EXERCISE INPUTS START

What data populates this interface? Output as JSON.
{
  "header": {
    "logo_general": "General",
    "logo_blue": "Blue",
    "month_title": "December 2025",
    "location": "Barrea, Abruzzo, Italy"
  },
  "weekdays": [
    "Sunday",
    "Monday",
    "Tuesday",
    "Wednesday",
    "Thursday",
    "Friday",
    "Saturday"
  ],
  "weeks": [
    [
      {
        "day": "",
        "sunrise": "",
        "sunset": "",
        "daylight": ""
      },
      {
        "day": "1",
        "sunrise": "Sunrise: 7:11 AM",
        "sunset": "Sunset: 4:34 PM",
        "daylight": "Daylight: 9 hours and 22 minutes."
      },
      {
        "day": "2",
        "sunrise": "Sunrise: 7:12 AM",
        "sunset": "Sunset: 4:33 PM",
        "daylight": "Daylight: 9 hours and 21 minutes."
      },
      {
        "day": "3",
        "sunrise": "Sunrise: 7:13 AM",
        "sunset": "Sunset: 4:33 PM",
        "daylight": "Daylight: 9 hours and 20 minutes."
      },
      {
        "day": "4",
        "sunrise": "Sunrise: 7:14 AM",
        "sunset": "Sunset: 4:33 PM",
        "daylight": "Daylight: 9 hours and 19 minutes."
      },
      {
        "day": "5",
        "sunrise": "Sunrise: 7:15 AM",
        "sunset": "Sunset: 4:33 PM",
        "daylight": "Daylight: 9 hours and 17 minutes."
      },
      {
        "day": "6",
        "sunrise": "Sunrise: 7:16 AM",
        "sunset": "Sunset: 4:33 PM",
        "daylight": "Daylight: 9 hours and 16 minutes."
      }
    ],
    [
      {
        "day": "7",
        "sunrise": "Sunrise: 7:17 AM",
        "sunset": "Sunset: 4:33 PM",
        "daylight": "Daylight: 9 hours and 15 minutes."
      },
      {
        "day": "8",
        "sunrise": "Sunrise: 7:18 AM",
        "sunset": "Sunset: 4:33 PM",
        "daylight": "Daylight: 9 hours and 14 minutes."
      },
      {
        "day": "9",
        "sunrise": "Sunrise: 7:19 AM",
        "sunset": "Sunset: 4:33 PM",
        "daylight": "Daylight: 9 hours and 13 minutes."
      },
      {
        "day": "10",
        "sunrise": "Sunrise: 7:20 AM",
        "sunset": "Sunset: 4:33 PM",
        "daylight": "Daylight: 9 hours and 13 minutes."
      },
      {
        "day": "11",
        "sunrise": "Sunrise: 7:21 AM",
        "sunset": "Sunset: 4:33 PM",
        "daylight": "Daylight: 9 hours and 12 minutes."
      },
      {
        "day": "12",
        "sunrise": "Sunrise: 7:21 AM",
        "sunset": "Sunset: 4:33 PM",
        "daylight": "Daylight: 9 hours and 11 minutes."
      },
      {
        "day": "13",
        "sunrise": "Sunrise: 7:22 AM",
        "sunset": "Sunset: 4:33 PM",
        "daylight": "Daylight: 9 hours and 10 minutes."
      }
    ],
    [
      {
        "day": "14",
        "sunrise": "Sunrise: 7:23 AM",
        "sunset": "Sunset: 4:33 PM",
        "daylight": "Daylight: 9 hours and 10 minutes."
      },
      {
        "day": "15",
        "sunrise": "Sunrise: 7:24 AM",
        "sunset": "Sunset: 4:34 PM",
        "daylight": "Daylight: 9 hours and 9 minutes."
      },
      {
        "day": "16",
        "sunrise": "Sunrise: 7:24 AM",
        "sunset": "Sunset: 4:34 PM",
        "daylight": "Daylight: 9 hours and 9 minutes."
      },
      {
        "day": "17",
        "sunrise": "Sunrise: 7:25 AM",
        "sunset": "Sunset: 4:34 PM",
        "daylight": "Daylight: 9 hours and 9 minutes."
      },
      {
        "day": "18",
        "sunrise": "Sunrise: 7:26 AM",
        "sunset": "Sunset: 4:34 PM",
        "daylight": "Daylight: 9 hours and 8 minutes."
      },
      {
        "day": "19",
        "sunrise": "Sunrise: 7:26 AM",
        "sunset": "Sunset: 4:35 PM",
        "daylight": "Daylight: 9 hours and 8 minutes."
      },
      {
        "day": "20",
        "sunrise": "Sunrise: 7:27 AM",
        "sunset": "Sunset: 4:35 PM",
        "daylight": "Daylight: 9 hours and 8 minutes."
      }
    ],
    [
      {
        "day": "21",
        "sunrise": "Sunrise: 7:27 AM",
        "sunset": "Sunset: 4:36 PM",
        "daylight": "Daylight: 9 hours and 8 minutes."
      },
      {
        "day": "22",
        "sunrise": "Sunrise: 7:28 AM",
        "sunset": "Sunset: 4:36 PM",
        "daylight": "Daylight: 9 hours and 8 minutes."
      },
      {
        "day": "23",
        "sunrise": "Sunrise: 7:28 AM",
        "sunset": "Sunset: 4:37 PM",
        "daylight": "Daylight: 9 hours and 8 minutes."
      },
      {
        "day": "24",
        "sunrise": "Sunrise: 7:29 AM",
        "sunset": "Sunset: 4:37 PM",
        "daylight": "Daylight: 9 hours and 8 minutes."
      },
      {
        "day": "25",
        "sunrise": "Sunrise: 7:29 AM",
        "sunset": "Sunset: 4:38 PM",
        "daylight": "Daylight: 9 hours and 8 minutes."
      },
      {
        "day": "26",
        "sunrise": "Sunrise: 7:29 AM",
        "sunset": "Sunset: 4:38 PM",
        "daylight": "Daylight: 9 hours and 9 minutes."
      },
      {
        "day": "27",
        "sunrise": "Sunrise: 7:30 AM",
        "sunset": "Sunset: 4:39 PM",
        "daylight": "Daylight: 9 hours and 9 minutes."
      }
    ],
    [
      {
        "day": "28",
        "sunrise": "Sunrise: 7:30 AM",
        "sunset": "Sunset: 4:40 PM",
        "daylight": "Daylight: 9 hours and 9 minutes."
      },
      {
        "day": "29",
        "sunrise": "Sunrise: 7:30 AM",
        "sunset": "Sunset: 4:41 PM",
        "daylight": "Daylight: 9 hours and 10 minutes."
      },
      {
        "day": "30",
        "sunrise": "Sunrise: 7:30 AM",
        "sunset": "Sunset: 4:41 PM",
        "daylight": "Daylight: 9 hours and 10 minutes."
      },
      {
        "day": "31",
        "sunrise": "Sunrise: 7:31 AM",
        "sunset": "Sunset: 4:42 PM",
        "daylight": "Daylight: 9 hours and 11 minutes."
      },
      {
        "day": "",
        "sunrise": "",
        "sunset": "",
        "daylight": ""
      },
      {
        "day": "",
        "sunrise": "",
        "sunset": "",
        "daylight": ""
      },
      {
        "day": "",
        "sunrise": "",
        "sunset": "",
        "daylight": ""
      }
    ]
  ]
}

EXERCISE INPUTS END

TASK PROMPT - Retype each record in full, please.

ANSWER FOR THIS EXERCISE -
What data populates this interface? Output as JSON.
{
  "header": {
    "logo_general": "General",
    "logo_blue": "Blue",
    "month_title": "December 2025",
    "location": "Barrea, Abruzzo, Italy"
  },
  "weekdays": [
    "Sunday",
    "Monday",
    "Tuesday",
    "Wednesday",
    "Thursday",
    "Friday",
    "Saturday"
  ],
  "weeks": [
    [
      {
        "day": "",
        "sunrise": "",
        "sunset": "",
        "daylight": ""
      },
      {
        "day": "1",
        "sunrise": "Sunrise: 7:11 AM",
        "sunset": "Sunset: 4:34 PM",
        "daylight": "Daylight: 9 hours and 22 minutes."
      },
      {
        "day": "2",
        "sunrise": "Sunrise: 7:12 AM",
        "sunset": "Sunset: 4:33 PM",
        "daylight": "Daylight: 9 hours and 21 minutes."
      },
      {
        "day": "3",
        "sunrise": "Sunrise: 7:13 AM",
        "sunset": "Sunset: 4:33 PM",
        "daylight": "Daylight: 9 hours and 20 minutes."
      },
      {
        "day": "4",
        "sunrise": "Sunrise: 7:14 AM",
        "sunset": "Sunset: 4:33 PM",
        "daylight": "Daylight: 9 hours and 19 minutes."
      },
      {
        "day": "5",
        "sunrise": "Sunrise: 7:15 AM",
        "sunset": "Sunset: 4:33 PM",
        "daylight": "Daylight: 9 hours and 17 minutes."
      },
      {
        "day": "6",
        "sunrise": "Sunrise: 7:16 AM",
        "sunset": "Sunset: 4:33 PM",
        "daylight": "Daylight: 9 hours and 16 minutes."
      }
    ],
    [
      {
        "day": "7",
        "sunrise": "Sunrise: 7:17 AM",
        "sunset": "Sunset: 4:33 PM",
        "daylight": "Daylight: 9 hours and 15 minutes."
      },
      {
        "day": "8",
        "sunrise": "Sunrise: 7:18 AM",
        "sunset": "Sunset: 4:33 PM",
        "daylight": "Daylight: 9 hours and 14 minutes."
      },
      {
        "day": "9",
        "sunrise": "Sunrise: 7:19 AM",
        "sunset": "Sunset: 4:33 PM",
        "daylight": "Daylight: 9 hours and 13 minutes."
      },
      {
        "day": "10",
        "sunrise": "Sunrise: 7:20 AM",
        "sunset": "Sunset: 4:33 PM",
        "daylight": "Daylight: 9 hours and 13 minutes."
      },
      {
        "day": "11",
        "sunrise": "Sunrise: 7:21 AM",
        "sunset": "Sunset: 4:33 PM",
        "daylight": "Daylight: 9 hours and 12 minutes."
      },
      {
        "day": "12",
        "sunrise": "Sunrise: 7:21 AM",
        "sunset": "Sunset: 4:33 PM",
        "daylight": "Daylight: 9 hours and 11 minutes."
      },
      {
        "day": "13",
        "sunrise": "Sunrise: 7:22 AM",
        "sunset": "Sunset: 4:33 PM",
        "daylight": "Daylight: 9 hours and 10 minutes."
      }
    ],
    [
      {
        "day": "14",
        "sunrise": "Sunrise: 7:23 AM",
        "sunset": "Sunset: 4:33 PM",
        "daylight": "Daylight: 9 hours and 10 minutes."
      },
      {
        "day": "15",
        "sunrise": "Sunrise: 7:24 AM",
        "sunset": "Sunset: 4:34 PM",
        "daylight": "Daylight: 9 hours and 9 minutes."
      },
      {
        "day": "16",
        "sunrise": "Sunrise: 7:24 AM",
        "sunset": "Sunset: 4:34 PM",
        "daylight": "Daylight: 9 hours and 9 minutes."
      },
      {
        "day": "17",
        "sunrise": "Sunrise: 7:25 AM",
        "sunset": "Sunset: 4:34 PM",
        "daylight": "Daylight: 9 hours and 9 minutes."
      },
      {
        "day": "18",
        "sunrise": "Sunrise: 7:26 AM",
        "sunset": "Sunset: 4:34 PM",
        "daylight": "Daylight: 9 hours and 8 minutes."
      },
      {
        "day": "19",
        "sunrise": "Sunrise: 7:26 AM",
        "sunset": "Sunset: 4:35 PM",
        "daylight": "Daylight: 9 hours and 8 minutes."
      },
      {
        "day": "20",
        "sunrise": "Sunrise: 7:27 AM",
        "sunset": "Sunset: 4:35 PM",
        "daylight": "Daylight: 9 hours and 8 minutes."
      }
    ],
    [
      {
        "day": "21",
        "sunrise": "Sunrise: 7:27 AM",
        "sunset": "Sunset: 4:36 PM",
        "daylight": "Daylight: 9 hours and 8 minutes."
      },
      {
        "day": "22",
        "sunrise": "Sunrise: 7:28 AM",
        "sunset": "Sunset: 4:36 PM",
        "daylight": "Daylight: 9 hours and 8 minutes."
      },
      {
        "day": "23",
        "sunrise": "Sunrise: 7:28 AM",
        "sunset": "Sunset: 4:37 PM",
        "daylight": "Daylight: 9 hours and 8 minutes."
      },
      {
        "day": "24",
        "sunrise": "Sunrise: 7:29 AM",
        "sunset": "Sunset: 4:37 PM",
        "daylight": "Daylight: 9 hours and 8 minutes."
      },
      {
        "day": "25",
        "sunrise": "Sunrise: 7:29 AM",
        "sunset": "Sunset: 4:38 PM",
        "daylight": "Daylight: 9 hours and 8 minutes."
      },
      {
        "day": "26",
        "sunrise": "Sunrise: 7:29 AM",
        "sunset": "Sunset: 4:38 PM",
        "daylight": "Daylight: 9 hours and 9 minutes."
      },
      {
        "day": "27",
        "sunrise": "Sunrise: 7:30 AM",
        "sunset": "Sunset: 4:39 PM",
        "daylight": "Daylight: 9 hours and 9 minutes."
      }
    ],
    [
      {
        "day": "28",
        "sunrise": "Sunrise: 7:30 AM",
        "sunset": "Sunset: 4:40 PM",
        "daylight": "Daylight: 9 hours and 9 minutes."
      },
      {
        "day": "29",
        "sunrise": "Sunrise: 7:30 AM",
        "sunset": "Sunset: 4:41 PM",
        "daylight": "Daylight: 9 hours and 10 minutes."
      },
      {
        "day": "30",
        "sunrise": "Sunrise: 7:30 AM",
        "sunset": "Sunset: 4:41 PM",
        "daylight": "Daylight: 9 hours and 10 minutes."
      },
      {
        "day": "31",
        "sunrise": "Sunrise: 7:31 AM",
        "sunset": "Sunset: 4:42 PM",
        "daylight": "Daylight: 9 hours and 11 minutes."
      },
      {
        "day": "",
        "sunrise": "",
        "sunset": "",
        "daylight": ""
      },
      {
        "day": "",
        "sunrise": "",
        "sunset": "",
        "daylight": ""
      },
      {
        "day": "",
        "sunrise": "",
        "sunset": "",
        "daylight": ""
      }
    ]
  ]
}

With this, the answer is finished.